costs.append(total_cost)
if i % 5 == 0:
#pass
print(total_cost)

total_cost.backward()

optimizer.step()

x[0,0,2] = 0#np.pi+0.3 # Initial Conditions
x[0,0,0] = 0
x[0,0,1] = 0
x[0,0,3] = 0
#if (x.grad.norm()).detach().numpy()/N < 0.1: #Put Convergence condition here

if i > 2000:
break
if prev_cost:
if ((total_cost - prev_cost).abs()/total_cost).detach().numpy() < 0.000001:
pass #break

prev_cost = total_cost

total_cost, lagrange, cost, xres = calc_loss(x,f, l, rho)
costs.append(total_cost)

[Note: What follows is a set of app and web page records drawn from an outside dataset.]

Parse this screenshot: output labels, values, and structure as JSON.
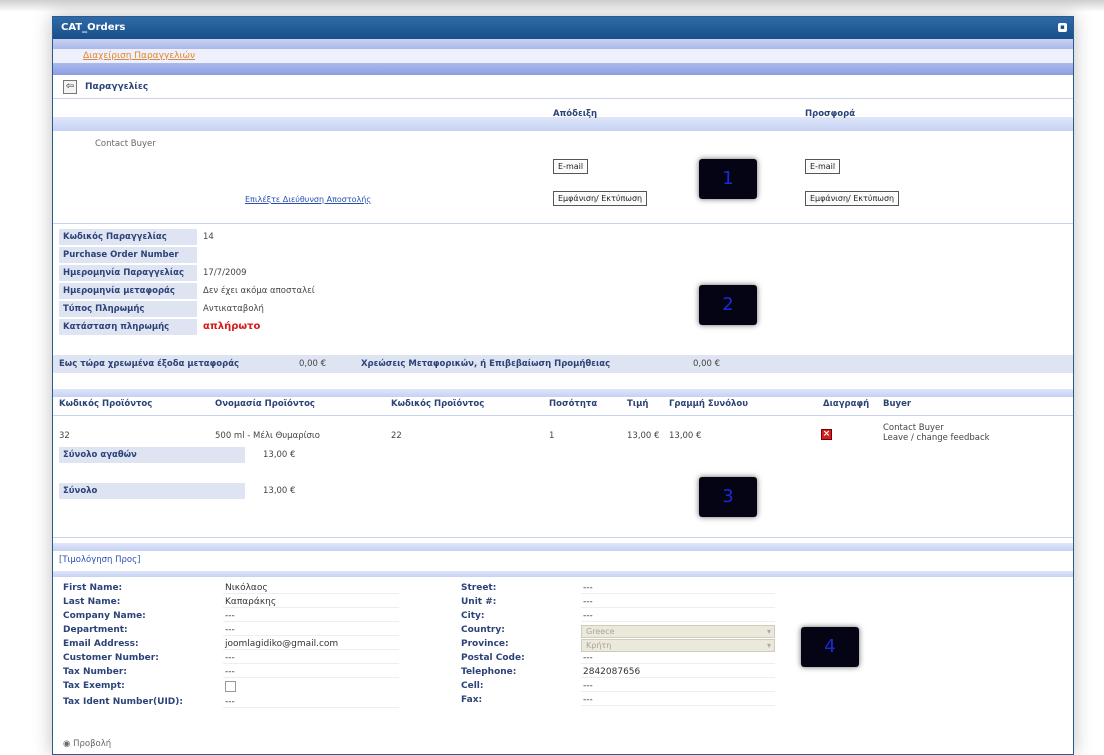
{
  "window": {
    "title": "CAT_Orders"
  },
  "breadcrumb": {
    "link": "Διαχείριση Παραγγελιών"
  },
  "header": {
    "title": "Παραγγελίες"
  },
  "actions": {
    "col_receipt": "Απόδειξη",
    "col_offer": "Προσφορά",
    "contact_buyer": "Contact Buyer",
    "resend_link": "Επιλέξτε Διεύθυνση Αποστολής",
    "email_label": "E-mail",
    "print_label": "Εμφάνιση/ Εκτύπωση",
    "badge1": "1"
  },
  "order_info": {
    "rows": [
      {
        "label": "Κωδικός Παραγγελίας",
        "value": "14"
      },
      {
        "label": "Purchase Order Number",
        "value": ""
      },
      {
        "label": "Ημερομηνία Παραγγελίας",
        "value": "17/7/2009"
      },
      {
        "label": "Ημερομηνία μεταφοράς",
        "value": "Δεν έχει ακόμα αποσταλεί"
      },
      {
        "label": "Τύπος Πληρωμής",
        "value": "Αντικαταβολή"
      },
      {
        "label": "Κατάσταση πληρωμής",
        "value": "απλήρωτο"
      }
    ],
    "badge2": "2"
  },
  "shipping": {
    "label1": "Εως τώρα χρεωμένα έξοδα μεταφοράς",
    "value1": "0,00 €",
    "label2": "Χρεώσεις Μεταφορικών, ή Επιβεβαίωση Προμήθειας",
    "value2": "0,00 €"
  },
  "products": {
    "headers": [
      "Κωδικός Προϊόντος",
      "Ονομασία Προϊόντος",
      "Κωδικός Προϊόντος",
      "Ποσότητα",
      "Τιμή",
      "Γραμμή Συνόλου",
      "Διαγραφή",
      "Buyer"
    ],
    "row": {
      "id": "32",
      "name": "500 ml - Μέλι Θυμαρίσιο",
      "sku": "22",
      "qty": "1",
      "price": "13,00 €",
      "line_total": "13,00 €",
      "buyer_contact": "Contact Buyer",
      "buyer_feedback": "Leave / change feedback"
    },
    "subtotal_label": "Σύνολο αγαθών",
    "subtotal_value": "13,00 €",
    "total_label": "Σύνολο",
    "total_value": "13,00 €",
    "badge3": "3"
  },
  "billing": {
    "title": "[Τιμολόγηση Προς]",
    "left": [
      {
        "label": "First Name:",
        "value": "Νικόλαος"
      },
      {
        "label": "Last Name:",
        "value": "Καπαράκης"
      },
      {
        "label": "Company Name:",
        "value": "---"
      },
      {
        "label": "Department:",
        "value": "---"
      },
      {
        "label": "Email Address:",
        "value": "joomlagidiko@gmail.com"
      },
      {
        "label": "Customer Number:",
        "value": "---"
      },
      {
        "label": "Tax Number:",
        "value": "---"
      },
      {
        "label": "Tax Exempt:",
        "value": ""
      },
      {
        "label": "Tax Ident Number(UID):",
        "value": "---"
      }
    ],
    "right": [
      {
        "label": "Street:",
        "value": "---"
      },
      {
        "label": "Unit #:",
        "value": "---"
      },
      {
        "label": "City:",
        "value": "---"
      },
      {
        "label": "Country:",
        "value": "Greece"
      },
      {
        "label": "Province:",
        "value": "Κρήτη"
      },
      {
        "label": "Postal Code:",
        "value": "---"
      },
      {
        "label": "Telephone:",
        "value": "2842087656"
      },
      {
        "label": "Cell:",
        "value": "---"
      },
      {
        "label": "Fax:",
        "value": "---"
      }
    ],
    "badge4": "4",
    "footer_radio": "Προβολή"
  }
}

l += 2 * rho * xres

rho = rho + 0.5
print(rho)

plt.subplot(131)
plt.plot(xres[0,:,0].detach().numpy(), label='Xres')
plt.plot(xres[0,:,1].detach().numpy(), label='Vres')
plt.plot(xres[0,:,2].detach().numpy(), label='THeres')

plt.legend(loc='upper right')
#plt.figure()
plt.subplot(132)
plt.plot(x[0,:,0].detach().numpy(), label='X')
plt.plot(x[0,:,1].detach().numpy(), label='V')
plt.plot(x[0,:,2].detach().numpy(), label='Theta')
plt.plot(f[0,:].detach().numpy(), label='F')
#plt.plot(cost[0,:].detach().numpy(), label='F')
plt.legend(loc='upper right')
#plt.figure()
plt.subplot(133)
plt.plot(costs)

plt.show()

The left is residuals of obeying the equations of motion, the middle is the force and trajectories themselves and the right is cost vs iteration time. Not entirely clear that a residual of 0.04 is sufficient. Integrated over time this could be an overly optimistic error of 0.2 ish I’d guess. That is on the edge of making me uncomfortable. Increase rho more? Also that force schedule seems funky and overly complex. Still, improvement from before. Feels like we’re cookin’ with gas